Gandhi gives something back

Source: Source: Time Out Hong Kong
February 23, 2012

The name Gandhi is synonymous with selflessness and tolerance. In fact, when it comes to Meera T Gandhi, tolerance should be her middle name (it's Teresa, though, in reality). The humanitarian and social activist, who grew up in India, the UK, the USA and Canada but now lives in Hong Kong, has travelled the world in a bid to helping those in need. She set up the Giving Back Foundation to help abused and hungry children, widows, the sick, the deaf and the blind and she recently produced and directed a documentary, musical CD and coffee-table book, all entitled Giving Back, which included vignettes from celebs like Cherie Blair and Patricia Velasquez - and even an interview with Bono. All of the proceeds go to charity, she tells Time Out, before her book launches in the city on February 28.

Giving Back. What's the book all about?
It showcases my Giving Back journey with 73 charities. I have been fortunate to work in charity for the past 25 years and have seen first-hand the amazing work so many people are doing. I have been inspired through my work and through reaching out to so many different kinds of people - some needy and some well-off. So I decided to chronicle this journey in the hope that it would inspire others on their own personal journeys of giving back… 

What is it that you want to tell kind-hearted people through this book? 
Every page clearly has the answer. The reader is shown 73 ways of giving back, with the hope they can find their own unique way of giving something back to the planet! The arts, the humanities, women, children, old people, blind, sick, music - everything is explored in this unique book! 

Who benefits from sales of the book - and how?
A total of 100 percent of the sales goes directly to the Giving Back Foundation's global projects.

I think the best way to help women and children is to help them get a heave-up so that they can eventually help themselves and have self esteem, as well as some sense of control of their own life. To this end, education for children and women, and vocational training for those trying to get into the job market and make a living, is crucial.

How did you come up with this idea?
When we moved to Hong Kong three years ago, I mentioned to Neerja and Deepa - two dynamos that own Print Plus - that I was thinking of doing a book about my own Giving Back journey and the many good people who are doing the same. And they said 'the world is falling apart, recession is everywhere, and we need something uplifting right away'. So, with that, I started on my book in November 2008. But then, in 2009, my film project Giving Back raced ahead so I was forced to put the book on hold. I restarted in November 2009 when Dolphin and Jones of New York, a publishing house, contacted me through my New York office and said they had heard of my project and wanted to take my book on. The rest is history.

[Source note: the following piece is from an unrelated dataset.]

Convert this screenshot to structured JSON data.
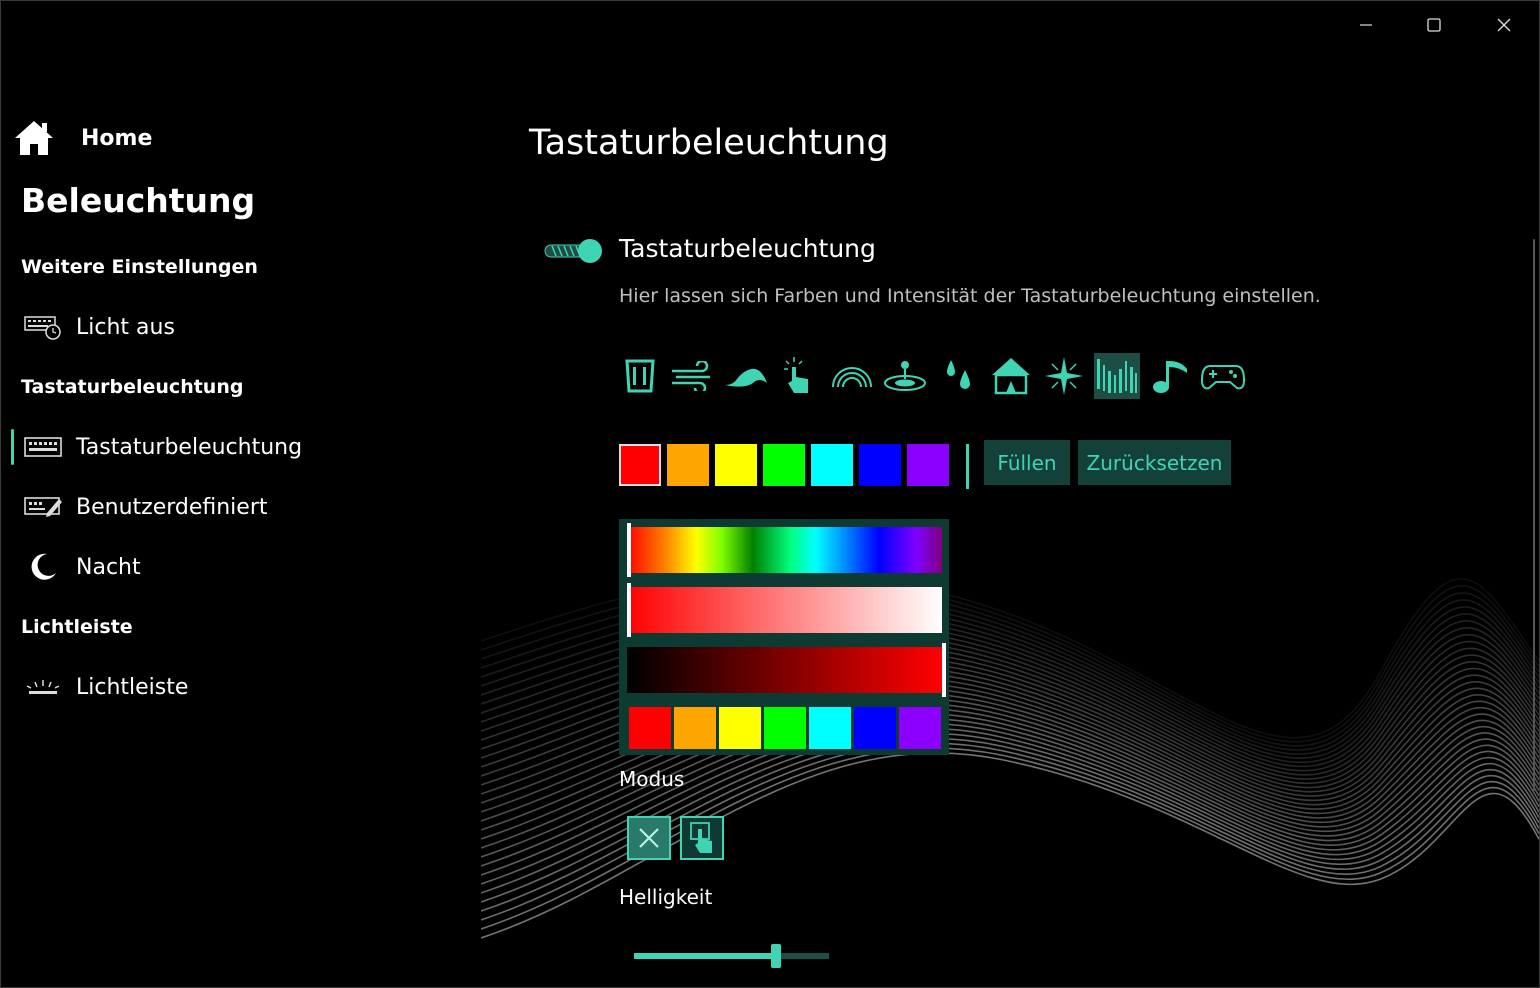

I worked with their team and, in December last year, we launched the beautiful book in India and it is launched in Hong Kong on February 28. 

Who is your audience?
Anyone from the age of seven to 107. It has beautiful pictures and the text, from the introduction to the conclusion - which is in the form of a photo which says it all - has been very carefully written by me. So any age and anyone will enjoy this book. It's truly a celebration of life! It will launch and sell in 10 countries - India, China, Turkey, the UK, Dubai, France, the USA, Ireland, Hong Kong and Jordon. 

Was it easy to get the celebs on board?
Yes, people were delighted to be part of the book. The book is actually 25 years of my own hard work with the people and charities listed in the book. Many are well-known celebs and many are not. Most people were comfortable with the idea of being in the book and people like Cherie Blair were actually inspirational to the process. 

Your life is dedicated to charity. Is that harder than a life dedicated to, say, business?
In many ways it doesn't matter what mission one is on. For me it's joyous and hard work at the same time. Charity is not harder per se but I feel, in business, you can switch off. In charity work there is always need so I never switch off. I love what I do so I don't really mind that at all…

What's next for Meera Gandhi?
We are working on the Meera Gandhi TV show that I think will change the way people look at philanthropy and charity. It's very exciting. Philanthropy is now a three-trillion-dollar enterprise and my TV show is going to revolutionise how people look at philanthropy and charity work. 

Giving Back is published by Dolphin and Jones NY, priced $500, from Hong Kong bookstores or on For more details on the book or charity check out

The book is launched in the Oasis Room at Harbourview Hotel in Wan Chai on February 28, between 6.30pm and 8.30pm. Call 6398 3177 for details.